Entire sanctification is death. It is a more perfect conformity to the nature of Christ. Paul uses the word morph and then adds a prefix meaning “with” to create a new word. When our kids talk about something “morphing,” that means it changes shape or form. A metamorphosis is a transformation. But not all change results in transformation. While we are getting older, the changes we discover are certainly not transforming us.
Those who have already died to sin (Rom 6:2) are to consistently realize that anything associated with the old life of sin is inconsistent with our new life in Christ. Therefore, we do not yield to the temptation to sin. We do not let sin reign over us. We reckon ourselves dead to sin (Rom 6:11). We take up our cross and die daily to our own selfish desires. We pursue our ultimate priority and chief joy, forgetting the past and stretching forward in response to the high calling of God, a call to be Christlike and to know him fully.
Yet while Paul uses a present participle to describe this change, the dying process does not continue indefinitely. John Wesley wrote,
“A man may be dying for some time; yet he does not, properly speaking, die, till the instant the soul is separated from the body; and in that instant he lives the life of eternity. In like manner, he may be dying to sin for some time; yet he is not dead to sin, till sin is separated from his soul; and in that instant he lives the full life of love. And as the change undergone, when the body dies, is of a different kind, and infinitely greater than any we had known before, yea, such as till then it is impossible to conceive; so the change wrought, when the soul dies to sin, is of a different kind, and infinitely greater than any before, and than any can conceive till he experiences it. Yet he still grows in grace, in the knowledge of Christ, in the love and image of God; and will do so, not only till death, but to all eternity.”
I am concerned that when people begin to seek a deeper relationship with God that we are too quick to pronounce them dead. We want an instant sanctification which avoids the messy issues which surface during suffering. It is easier to claim entire sanctification than it is to truly die to self-control. Let us seek neither to bypass this deeper death nor to claim it superficially.
Paul anticipates the general resurrection when he is made perfect. He makes it clear that he had not yet experienced the resurrection of the body. While he categorizes himself as one who is complete or perfect, this is a perfection of motive. Christian perfection is to love God without reservation and to love our neighbor as ourselves.

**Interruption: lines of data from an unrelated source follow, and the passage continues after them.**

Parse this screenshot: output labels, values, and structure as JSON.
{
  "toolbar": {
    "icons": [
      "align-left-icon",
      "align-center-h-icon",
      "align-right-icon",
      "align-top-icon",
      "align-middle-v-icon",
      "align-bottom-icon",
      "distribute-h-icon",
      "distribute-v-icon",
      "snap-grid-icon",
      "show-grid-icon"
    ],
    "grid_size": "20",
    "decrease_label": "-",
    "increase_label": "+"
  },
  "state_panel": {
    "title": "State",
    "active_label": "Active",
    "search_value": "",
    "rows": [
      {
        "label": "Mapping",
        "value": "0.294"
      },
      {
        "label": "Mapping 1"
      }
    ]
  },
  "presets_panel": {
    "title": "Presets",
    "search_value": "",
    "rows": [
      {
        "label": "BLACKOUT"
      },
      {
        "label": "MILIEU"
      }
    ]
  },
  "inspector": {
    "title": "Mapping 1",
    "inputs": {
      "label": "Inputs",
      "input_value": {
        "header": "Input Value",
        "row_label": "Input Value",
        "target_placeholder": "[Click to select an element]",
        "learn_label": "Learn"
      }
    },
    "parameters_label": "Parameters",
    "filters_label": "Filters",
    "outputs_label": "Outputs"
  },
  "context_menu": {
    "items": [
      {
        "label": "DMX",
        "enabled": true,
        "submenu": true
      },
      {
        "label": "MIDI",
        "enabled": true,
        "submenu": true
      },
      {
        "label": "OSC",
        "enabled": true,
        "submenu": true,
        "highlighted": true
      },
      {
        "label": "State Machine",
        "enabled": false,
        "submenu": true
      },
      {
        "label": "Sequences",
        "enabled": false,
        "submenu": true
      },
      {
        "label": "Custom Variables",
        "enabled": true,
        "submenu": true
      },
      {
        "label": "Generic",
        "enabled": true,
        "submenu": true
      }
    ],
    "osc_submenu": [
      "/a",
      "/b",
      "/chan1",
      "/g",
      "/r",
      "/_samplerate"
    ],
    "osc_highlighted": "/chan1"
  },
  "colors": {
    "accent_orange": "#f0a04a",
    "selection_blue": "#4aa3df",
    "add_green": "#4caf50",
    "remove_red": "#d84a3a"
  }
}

But Christian perfection is not absolute perfection. Paul is perfect, in a relative sense, but not absolutely perfected. Wesley explained,

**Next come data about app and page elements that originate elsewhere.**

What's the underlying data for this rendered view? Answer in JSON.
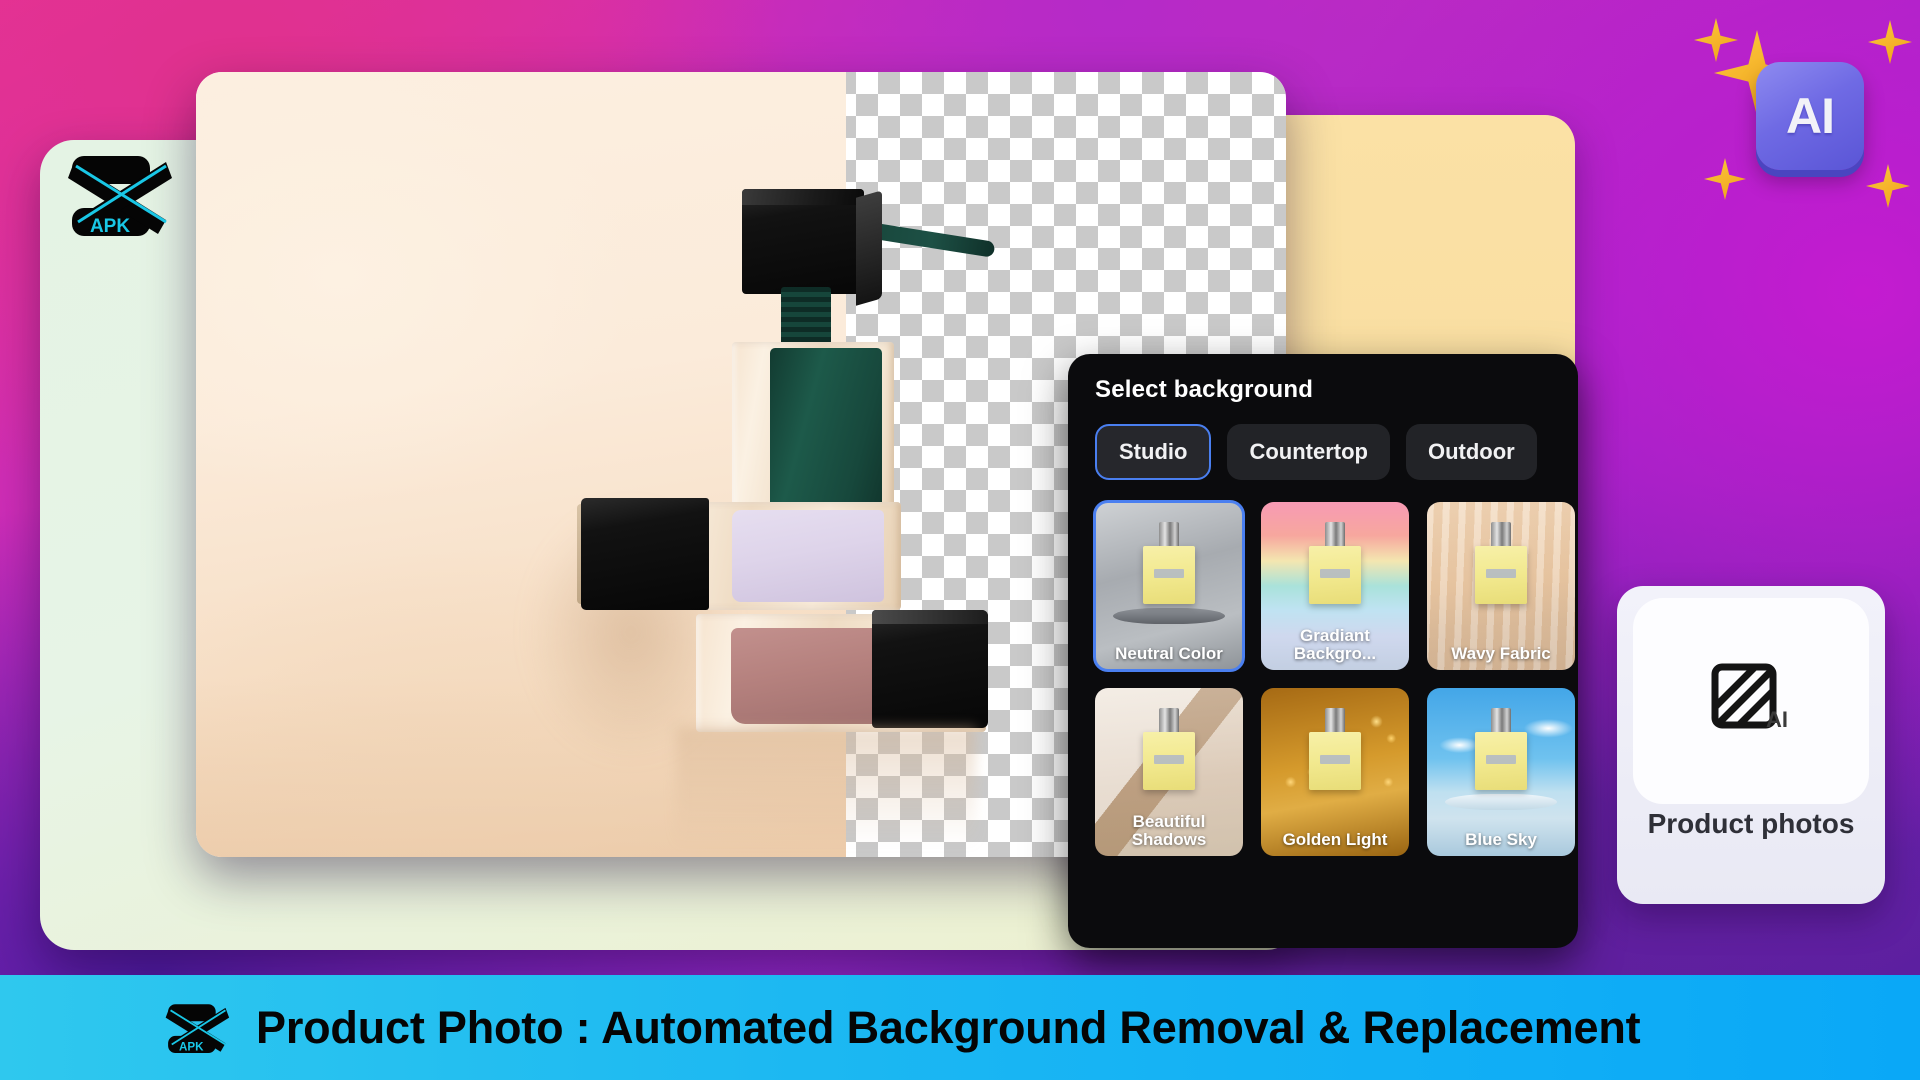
{
  "brand": {
    "logo_name": "capcut-apk-logo",
    "logo_text": "APK"
  },
  "ai_badge": {
    "label": "AI",
    "sparkle_color": "#f7b32b",
    "square_color": "#6f6ae4"
  },
  "editor": {
    "canvas_name": "product-photo-canvas",
    "transparency_checker": "transparent-background-checkerboard"
  },
  "panel": {
    "title": "Select background",
    "tabs": [
      {
        "label": "Studio",
        "selected": true
      },
      {
        "label": "Countertop",
        "selected": false
      },
      {
        "label": "Outdoor",
        "selected": false
      }
    ],
    "selected_tab": "Studio",
    "accent_color": "#4a7ff0",
    "thumbnails": [
      {
        "label": "Neutral Color",
        "style": "bg-neutral",
        "selected": true
      },
      {
        "label": "Gradiant Backgro...",
        "style": "bg-gradiant",
        "selected": false
      },
      {
        "label": "Wavy Fabric",
        "style": "bg-wavy",
        "selected": false
      },
      {
        "label": "Beautiful Shadows",
        "style": "bg-shadows",
        "selected": false
      },
      {
        "label": "Golden Light",
        "style": "bg-golden",
        "selected": false
      },
      {
        "label": "Blue Sky",
        "style": "bg-bluesky",
        "selected": false
      }
    ]
  },
  "product_card": {
    "label": "Product photos",
    "icon": "ai-image-icon",
    "icon_badge": "AI"
  },
  "banner": {
    "text": "Product Photo : Automated Background Removal & Replacement",
    "background_color": "#1cb8f2",
    "text_color": "#050505"
  }
}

“We willingly allow, and continually declare, there is no such perfection in this life, as implies either a dispensation from doing good, and attending all the ordinances of God, or a freedom from ignorance, mistake, temptation, and a thousand infirmities necessarily connected with flesh and blood.”

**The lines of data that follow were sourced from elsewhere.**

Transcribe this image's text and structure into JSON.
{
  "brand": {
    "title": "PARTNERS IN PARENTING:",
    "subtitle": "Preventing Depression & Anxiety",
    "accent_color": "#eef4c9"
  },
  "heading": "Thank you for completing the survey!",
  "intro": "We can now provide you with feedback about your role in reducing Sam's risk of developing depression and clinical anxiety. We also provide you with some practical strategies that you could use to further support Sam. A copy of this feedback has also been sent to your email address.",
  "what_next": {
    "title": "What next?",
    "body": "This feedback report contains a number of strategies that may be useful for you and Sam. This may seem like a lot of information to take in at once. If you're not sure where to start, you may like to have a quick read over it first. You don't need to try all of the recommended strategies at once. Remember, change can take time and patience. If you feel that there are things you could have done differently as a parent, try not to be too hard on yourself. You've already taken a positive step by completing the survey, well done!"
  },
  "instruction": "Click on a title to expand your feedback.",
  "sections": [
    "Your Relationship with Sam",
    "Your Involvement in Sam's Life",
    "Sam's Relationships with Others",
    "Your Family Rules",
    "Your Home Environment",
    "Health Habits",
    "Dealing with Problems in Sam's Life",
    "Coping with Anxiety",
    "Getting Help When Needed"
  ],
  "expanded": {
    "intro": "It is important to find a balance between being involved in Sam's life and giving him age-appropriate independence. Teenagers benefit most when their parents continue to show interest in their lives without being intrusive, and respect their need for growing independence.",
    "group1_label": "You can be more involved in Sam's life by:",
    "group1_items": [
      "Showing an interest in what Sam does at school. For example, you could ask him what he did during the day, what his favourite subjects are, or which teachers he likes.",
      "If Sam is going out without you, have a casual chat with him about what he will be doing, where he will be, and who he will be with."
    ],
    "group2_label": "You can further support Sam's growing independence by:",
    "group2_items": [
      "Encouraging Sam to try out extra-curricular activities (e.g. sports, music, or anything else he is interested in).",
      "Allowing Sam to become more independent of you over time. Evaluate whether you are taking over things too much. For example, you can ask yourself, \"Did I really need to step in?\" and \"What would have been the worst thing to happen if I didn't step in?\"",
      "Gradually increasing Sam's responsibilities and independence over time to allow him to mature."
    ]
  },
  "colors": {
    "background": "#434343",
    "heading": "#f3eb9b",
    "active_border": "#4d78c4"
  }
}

Someday we will see him as he has always been and he will restore us to all that we were intended to be (1 John 3:2). While the present standard for all God’s children is victory over willful sin (1 John 3:2-10), and while Paul also professes Christian perfection, Paul denies that he had obtained absolute perfection or “perfect holiness,” to use Wesley’s language.
Yet he is not indifferent or passive about his present relationship with Christ. He fervently wants to finish the race and receive the prize. He wants to go to heaven; the quicker the better.
Many today who claim to be followers of Christ have not actually experienced the power of his resurrection. Wesley felt that most who are called Christians are content to live and die in the substandard experience of nothing more that servant statue. The predominate characteristic of those who know him through his indwelling Spirit is that they are seeking to know him more deeply. We seek him, not because we are lost. We seek him because, having tasted the heavenly gift, nothing else satisfies.